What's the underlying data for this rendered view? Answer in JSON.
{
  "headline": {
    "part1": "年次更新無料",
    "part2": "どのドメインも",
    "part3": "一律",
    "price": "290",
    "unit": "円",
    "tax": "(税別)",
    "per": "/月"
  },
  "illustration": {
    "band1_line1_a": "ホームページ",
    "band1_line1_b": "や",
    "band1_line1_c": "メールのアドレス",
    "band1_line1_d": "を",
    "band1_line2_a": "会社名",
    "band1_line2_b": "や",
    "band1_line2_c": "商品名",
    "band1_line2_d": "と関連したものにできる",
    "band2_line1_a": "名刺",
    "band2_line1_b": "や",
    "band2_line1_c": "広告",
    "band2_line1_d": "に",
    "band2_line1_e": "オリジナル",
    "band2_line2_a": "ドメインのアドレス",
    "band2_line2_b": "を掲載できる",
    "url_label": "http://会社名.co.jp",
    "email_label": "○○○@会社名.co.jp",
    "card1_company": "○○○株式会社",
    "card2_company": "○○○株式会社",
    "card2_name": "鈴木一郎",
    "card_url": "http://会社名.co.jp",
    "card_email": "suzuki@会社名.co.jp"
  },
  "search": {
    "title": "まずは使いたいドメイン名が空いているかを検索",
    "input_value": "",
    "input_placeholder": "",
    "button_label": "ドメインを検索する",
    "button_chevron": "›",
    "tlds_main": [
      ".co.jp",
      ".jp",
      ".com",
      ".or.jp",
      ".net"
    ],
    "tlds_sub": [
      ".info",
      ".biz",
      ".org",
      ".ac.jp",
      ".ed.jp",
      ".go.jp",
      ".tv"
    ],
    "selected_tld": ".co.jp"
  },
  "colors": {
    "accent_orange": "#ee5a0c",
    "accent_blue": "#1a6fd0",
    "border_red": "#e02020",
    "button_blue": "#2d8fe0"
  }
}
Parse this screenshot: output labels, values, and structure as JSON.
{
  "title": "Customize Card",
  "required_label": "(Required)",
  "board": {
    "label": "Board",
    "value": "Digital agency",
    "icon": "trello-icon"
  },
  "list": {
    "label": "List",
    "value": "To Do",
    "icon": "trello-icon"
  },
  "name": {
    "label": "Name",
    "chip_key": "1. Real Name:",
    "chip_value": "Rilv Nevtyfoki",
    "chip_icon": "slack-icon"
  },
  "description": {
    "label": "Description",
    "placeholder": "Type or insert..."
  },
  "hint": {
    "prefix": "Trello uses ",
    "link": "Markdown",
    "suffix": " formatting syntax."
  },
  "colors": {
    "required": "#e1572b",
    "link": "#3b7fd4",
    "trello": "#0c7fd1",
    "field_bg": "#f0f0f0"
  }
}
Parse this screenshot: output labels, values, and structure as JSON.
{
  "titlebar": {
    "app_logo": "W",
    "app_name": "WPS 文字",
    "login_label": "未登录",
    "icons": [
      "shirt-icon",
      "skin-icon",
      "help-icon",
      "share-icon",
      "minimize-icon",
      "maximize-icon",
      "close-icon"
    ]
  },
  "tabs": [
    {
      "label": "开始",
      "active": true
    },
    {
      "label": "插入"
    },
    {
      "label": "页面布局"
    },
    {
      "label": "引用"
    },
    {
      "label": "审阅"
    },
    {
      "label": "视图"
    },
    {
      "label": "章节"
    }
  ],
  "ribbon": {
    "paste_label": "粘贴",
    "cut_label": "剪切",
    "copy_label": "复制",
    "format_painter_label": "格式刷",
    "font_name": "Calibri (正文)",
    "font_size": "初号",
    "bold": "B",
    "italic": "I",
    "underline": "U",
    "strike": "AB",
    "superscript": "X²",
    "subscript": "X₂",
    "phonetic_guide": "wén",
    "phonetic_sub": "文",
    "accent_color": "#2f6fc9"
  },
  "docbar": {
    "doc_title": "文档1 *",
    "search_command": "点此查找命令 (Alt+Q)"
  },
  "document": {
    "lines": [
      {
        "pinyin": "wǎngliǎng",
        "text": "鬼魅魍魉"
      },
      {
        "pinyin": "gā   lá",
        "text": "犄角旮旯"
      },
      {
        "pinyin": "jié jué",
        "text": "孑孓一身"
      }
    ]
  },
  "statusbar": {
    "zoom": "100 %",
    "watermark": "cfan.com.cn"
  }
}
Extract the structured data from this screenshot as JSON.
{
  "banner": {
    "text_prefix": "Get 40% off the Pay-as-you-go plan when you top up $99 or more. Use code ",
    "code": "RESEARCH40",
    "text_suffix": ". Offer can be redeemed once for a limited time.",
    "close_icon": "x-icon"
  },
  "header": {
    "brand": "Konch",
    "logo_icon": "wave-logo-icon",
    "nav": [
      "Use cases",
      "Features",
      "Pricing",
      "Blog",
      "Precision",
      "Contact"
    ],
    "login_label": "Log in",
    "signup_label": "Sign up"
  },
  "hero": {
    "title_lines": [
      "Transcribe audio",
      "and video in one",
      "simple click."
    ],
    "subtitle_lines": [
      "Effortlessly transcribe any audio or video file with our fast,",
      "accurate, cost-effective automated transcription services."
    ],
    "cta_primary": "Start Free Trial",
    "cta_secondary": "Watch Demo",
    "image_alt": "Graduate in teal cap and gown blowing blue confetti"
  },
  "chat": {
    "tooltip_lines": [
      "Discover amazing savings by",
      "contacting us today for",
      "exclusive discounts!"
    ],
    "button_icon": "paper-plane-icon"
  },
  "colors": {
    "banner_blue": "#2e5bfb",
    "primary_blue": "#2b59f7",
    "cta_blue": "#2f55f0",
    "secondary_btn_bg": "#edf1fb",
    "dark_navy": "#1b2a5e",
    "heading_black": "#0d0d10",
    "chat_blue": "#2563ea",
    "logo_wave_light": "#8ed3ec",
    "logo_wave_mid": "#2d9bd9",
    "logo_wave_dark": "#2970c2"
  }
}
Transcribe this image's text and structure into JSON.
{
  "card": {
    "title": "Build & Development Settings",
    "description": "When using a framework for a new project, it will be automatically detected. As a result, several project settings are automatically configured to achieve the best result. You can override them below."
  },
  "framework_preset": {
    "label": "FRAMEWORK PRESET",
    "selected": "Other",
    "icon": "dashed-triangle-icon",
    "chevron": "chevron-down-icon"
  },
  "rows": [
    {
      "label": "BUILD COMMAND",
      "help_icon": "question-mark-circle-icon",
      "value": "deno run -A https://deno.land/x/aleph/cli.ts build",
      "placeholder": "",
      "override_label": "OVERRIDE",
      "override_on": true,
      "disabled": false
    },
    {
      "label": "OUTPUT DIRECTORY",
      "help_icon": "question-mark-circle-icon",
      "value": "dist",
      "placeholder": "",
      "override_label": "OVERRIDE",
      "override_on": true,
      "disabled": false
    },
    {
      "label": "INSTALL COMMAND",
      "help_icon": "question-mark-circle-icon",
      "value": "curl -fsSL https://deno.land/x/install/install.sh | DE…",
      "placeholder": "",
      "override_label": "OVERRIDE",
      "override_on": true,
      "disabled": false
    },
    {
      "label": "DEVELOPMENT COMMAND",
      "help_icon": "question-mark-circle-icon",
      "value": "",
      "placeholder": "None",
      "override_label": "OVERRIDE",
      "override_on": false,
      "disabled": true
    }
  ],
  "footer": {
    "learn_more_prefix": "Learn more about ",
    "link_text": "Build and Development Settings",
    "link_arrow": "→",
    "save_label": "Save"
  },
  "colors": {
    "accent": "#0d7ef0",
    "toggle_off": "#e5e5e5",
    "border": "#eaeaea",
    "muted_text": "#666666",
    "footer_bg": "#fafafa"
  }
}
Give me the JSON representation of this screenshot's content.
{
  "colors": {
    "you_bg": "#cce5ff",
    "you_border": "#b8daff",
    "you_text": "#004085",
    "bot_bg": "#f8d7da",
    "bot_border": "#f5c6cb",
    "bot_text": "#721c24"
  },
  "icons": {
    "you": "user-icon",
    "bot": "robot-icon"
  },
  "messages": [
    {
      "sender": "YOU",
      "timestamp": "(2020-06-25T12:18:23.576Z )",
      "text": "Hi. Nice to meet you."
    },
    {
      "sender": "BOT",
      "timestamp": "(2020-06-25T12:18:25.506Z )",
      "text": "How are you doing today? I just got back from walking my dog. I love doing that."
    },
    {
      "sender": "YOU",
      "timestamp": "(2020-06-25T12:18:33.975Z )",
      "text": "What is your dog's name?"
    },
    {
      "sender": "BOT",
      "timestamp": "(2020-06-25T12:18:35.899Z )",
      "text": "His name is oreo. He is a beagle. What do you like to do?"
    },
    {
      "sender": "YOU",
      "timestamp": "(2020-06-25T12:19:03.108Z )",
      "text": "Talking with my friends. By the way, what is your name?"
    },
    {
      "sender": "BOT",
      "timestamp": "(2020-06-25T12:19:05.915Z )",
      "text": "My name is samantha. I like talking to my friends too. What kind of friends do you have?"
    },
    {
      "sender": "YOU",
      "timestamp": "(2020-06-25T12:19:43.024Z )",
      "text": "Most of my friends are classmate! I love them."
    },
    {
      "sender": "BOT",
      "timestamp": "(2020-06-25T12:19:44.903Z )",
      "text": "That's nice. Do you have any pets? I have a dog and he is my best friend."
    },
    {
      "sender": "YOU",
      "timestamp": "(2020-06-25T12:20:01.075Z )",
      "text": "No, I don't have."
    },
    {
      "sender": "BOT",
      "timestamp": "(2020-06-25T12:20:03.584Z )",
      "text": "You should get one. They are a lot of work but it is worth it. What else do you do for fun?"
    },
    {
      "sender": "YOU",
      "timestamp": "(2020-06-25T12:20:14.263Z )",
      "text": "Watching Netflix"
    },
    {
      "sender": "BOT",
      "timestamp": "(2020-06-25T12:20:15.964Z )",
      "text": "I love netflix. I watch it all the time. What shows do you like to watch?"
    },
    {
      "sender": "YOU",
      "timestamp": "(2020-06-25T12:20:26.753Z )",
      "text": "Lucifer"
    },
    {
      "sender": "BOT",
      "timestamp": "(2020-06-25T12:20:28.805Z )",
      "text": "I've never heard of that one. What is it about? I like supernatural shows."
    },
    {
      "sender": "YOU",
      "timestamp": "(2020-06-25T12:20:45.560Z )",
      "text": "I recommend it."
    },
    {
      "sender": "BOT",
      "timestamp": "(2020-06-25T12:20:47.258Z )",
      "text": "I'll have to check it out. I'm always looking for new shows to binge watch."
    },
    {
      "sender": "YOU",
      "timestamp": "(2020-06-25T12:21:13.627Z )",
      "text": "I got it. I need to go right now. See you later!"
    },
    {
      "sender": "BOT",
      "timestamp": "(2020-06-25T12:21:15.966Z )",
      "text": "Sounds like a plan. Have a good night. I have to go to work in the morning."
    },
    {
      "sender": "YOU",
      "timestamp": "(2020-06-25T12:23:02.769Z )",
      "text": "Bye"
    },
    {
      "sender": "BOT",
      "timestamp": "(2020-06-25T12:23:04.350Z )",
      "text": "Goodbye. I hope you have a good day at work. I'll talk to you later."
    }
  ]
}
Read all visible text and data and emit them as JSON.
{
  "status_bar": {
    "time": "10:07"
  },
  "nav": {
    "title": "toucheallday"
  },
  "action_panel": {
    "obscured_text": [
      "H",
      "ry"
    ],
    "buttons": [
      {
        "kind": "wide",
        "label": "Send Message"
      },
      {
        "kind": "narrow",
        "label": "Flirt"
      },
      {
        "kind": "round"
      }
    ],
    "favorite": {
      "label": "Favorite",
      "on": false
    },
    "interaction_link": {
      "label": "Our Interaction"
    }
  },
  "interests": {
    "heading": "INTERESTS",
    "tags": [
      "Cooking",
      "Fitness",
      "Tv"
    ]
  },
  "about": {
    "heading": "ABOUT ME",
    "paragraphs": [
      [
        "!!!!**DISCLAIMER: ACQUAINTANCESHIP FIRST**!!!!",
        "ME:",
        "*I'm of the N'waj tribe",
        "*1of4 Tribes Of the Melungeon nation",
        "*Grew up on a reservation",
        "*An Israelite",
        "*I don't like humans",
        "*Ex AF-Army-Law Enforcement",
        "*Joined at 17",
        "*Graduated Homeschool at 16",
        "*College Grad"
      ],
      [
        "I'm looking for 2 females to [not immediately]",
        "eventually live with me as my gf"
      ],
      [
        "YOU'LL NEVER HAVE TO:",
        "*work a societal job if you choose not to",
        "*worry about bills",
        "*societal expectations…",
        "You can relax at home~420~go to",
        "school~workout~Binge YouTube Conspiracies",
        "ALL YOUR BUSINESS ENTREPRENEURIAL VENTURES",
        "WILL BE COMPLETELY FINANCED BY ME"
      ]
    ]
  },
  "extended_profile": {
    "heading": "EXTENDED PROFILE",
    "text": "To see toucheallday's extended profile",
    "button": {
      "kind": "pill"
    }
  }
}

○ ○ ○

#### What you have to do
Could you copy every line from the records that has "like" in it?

#### Result of the task
      "text": "His name is oreo. He is a beagle. What do you like to do?"
      "text": "My name is samantha. I like talking to my friends too. What kind of friends do you have?"
      "text": "I love netflix. I watch it all the time. What shows do you like to watch?"
      "text": "I've never heard of that one. What is it about? I like supernatural shows."
      "text": "Sounds like a plan. Have a good night. I have to go to work in the morning."
        "*I don't like humans",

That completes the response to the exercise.